As if all those activities weren’t enough, Lost Valley also offers its own brand of family friendly entertainment served up by its wonderful staff. Where else do cabin girls moonlight as cowgirl crooners and machine shop workers put on hilarious skits? From the opening reception songs to the skits at the Ute Jail to the melodrama at the hayloft, the staff aims to keep you having fun even after the sun sets. Other highlights include the guest rodeo, ice cream social, and square dancing night.
WHAT TO KNOW BEFORE YOU GO
- Be prepared to get dirty. There is plenty of dirt and kids will find it. The ranch offers coin operated laundry facilities or you can take advantage of the full laundry service for a fee.
- If you are experiencing soreness beyond the normal inner thigh aches, be sure to ask the wranglers. I was having some intense knee pain which was actually caused by my misplaced ankles. Luckily Kelly knew exactly what was wrong and showed me how to correct it, making future rides much more enjoyable.
- Nalgene bottles filled with ice water can be packed for rides. Just ask the kitchen staff for one. Wranglers are also happy to add a saddle bag to your horse to carry your water bottle and camera.
- There is no cell phone service. There is wifi and a complimentary guest phone to use for domestic calls both in the main lodge.
- There is a ranch store and an ice cream/snack shop (The Fountain) onsite. Both are happy to set up tabs. We set up at $2.00 per kid per day tab at The Fountain for after rides and the kids were over the moon and high on sugar the entire week. I highly recommend the Jumpin’ Java Shake. So good!

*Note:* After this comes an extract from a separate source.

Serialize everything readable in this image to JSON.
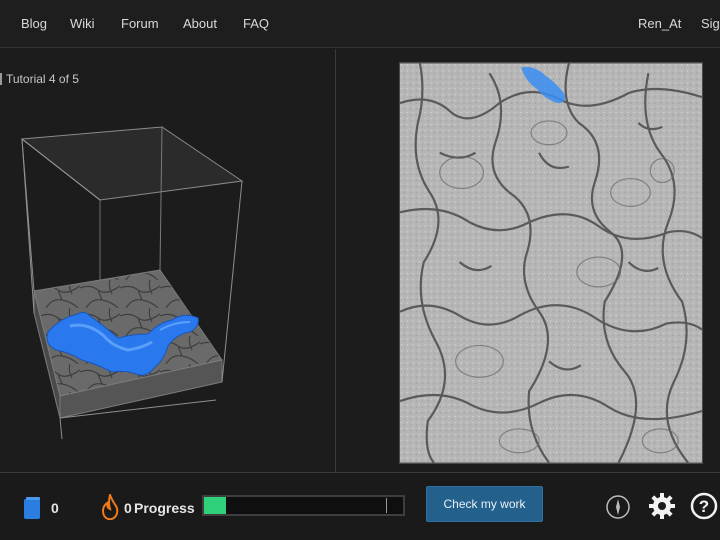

- It is customary to only tip the ranch staff upon departure. Lost Valley informed me that on average they receive about $250 -$500 per family.
-You are never going to want to leave.
We loved our time at the ranch. It was simply the best domestic vacation we have ever taken. While it isn’t a vacation that we can afford to take every year, it is definitely one that is worth saving up for. Our family plans on starting our very own Lost Valley vacation fund so that we can return again sooner rather than later. During our time at the ranch we met several people who had come as children and were now bringing their own kids. If that isn’t a ringing endorsement for Lost Valley Ranch, I don’t know what is.
Disclosure: Although I received complimentary lodging, dining, and activities, my reviews are always my own opinions and are not influenced by resort staff or its affiliates.